We are continuing our discussion of the Illinois family law case that the 7th U.S. Circuit Court of Appeals ruled on earlier in September. As we said, it is not often that a custody dispute will land in a federal court. It happened in this case because the matter crossed international borders.
The mother, an American, lived in Sweden with her partner when their son was born. The relationship was not working out, though, and she returned to America. She told her partner it was a vacation, but the day she was scheduled to return, she informed him neither she nor their son would be returning — and she disappeared.
Her partner found her and their son in Illinois and sued under the Child Abduction Remedies Act.
The district court found that Sweden was the boy’s “habitual place of residence.” The court was not convinced the father was a danger to his son. Under Swedish law, the father still had custody rights, so the court ordered that the boy go back to Sweden.
The mother appealed to the 7th Circuit, to no avail.
The boy, the appellate court said, may have been born in the U.S., but he was by and large raised in Sweden. Further, the court noted that the woman had acquired permanent residency status in Sweden, did not pay taxes in the U.S., did not maintain a residence here … all indicators that she planned to stay in Sweden and raise her son there.

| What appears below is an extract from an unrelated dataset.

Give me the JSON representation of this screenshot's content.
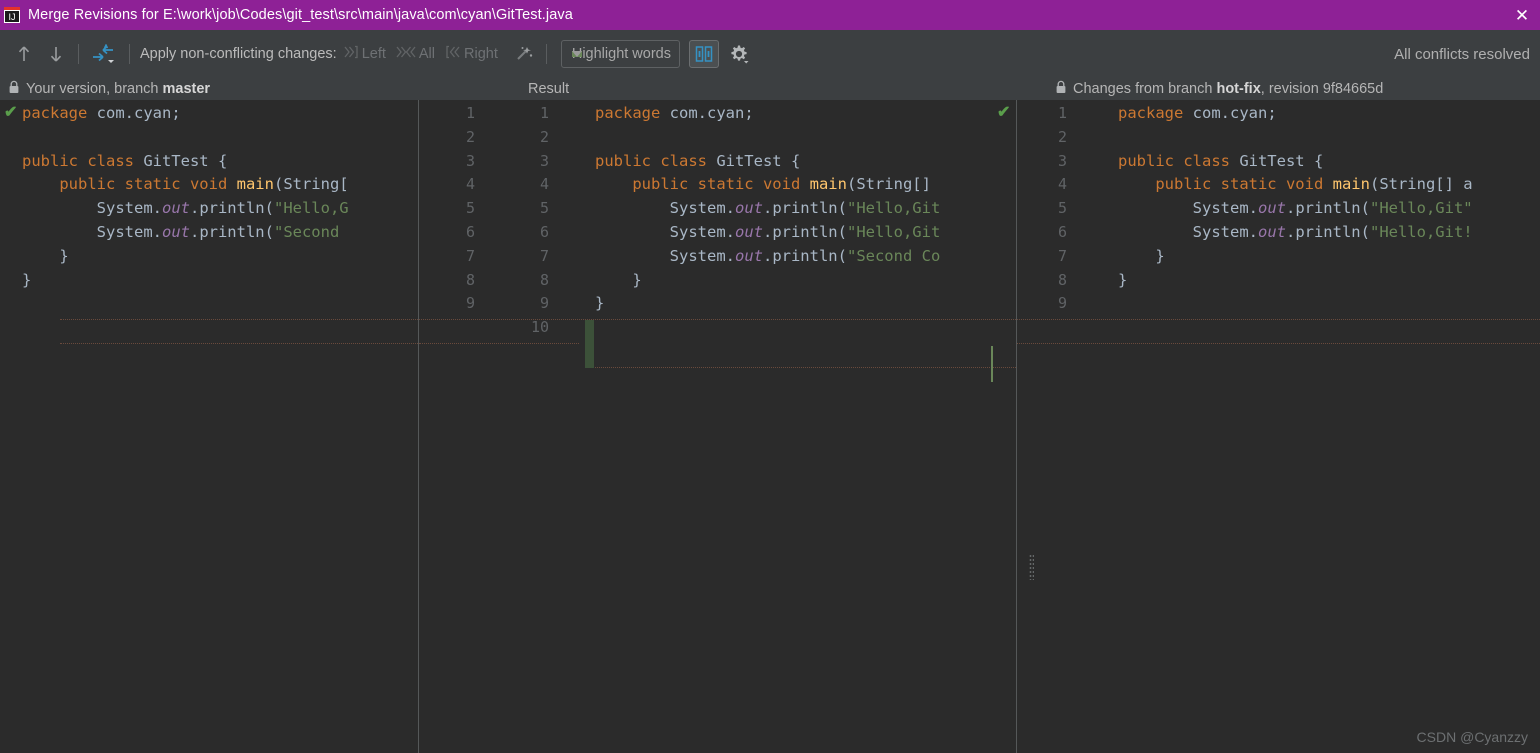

If she does not appeal this ruling — to the U.S. Supreme Court — the mother will have to return her son to Sweden and pay her partner’s court fees and costs.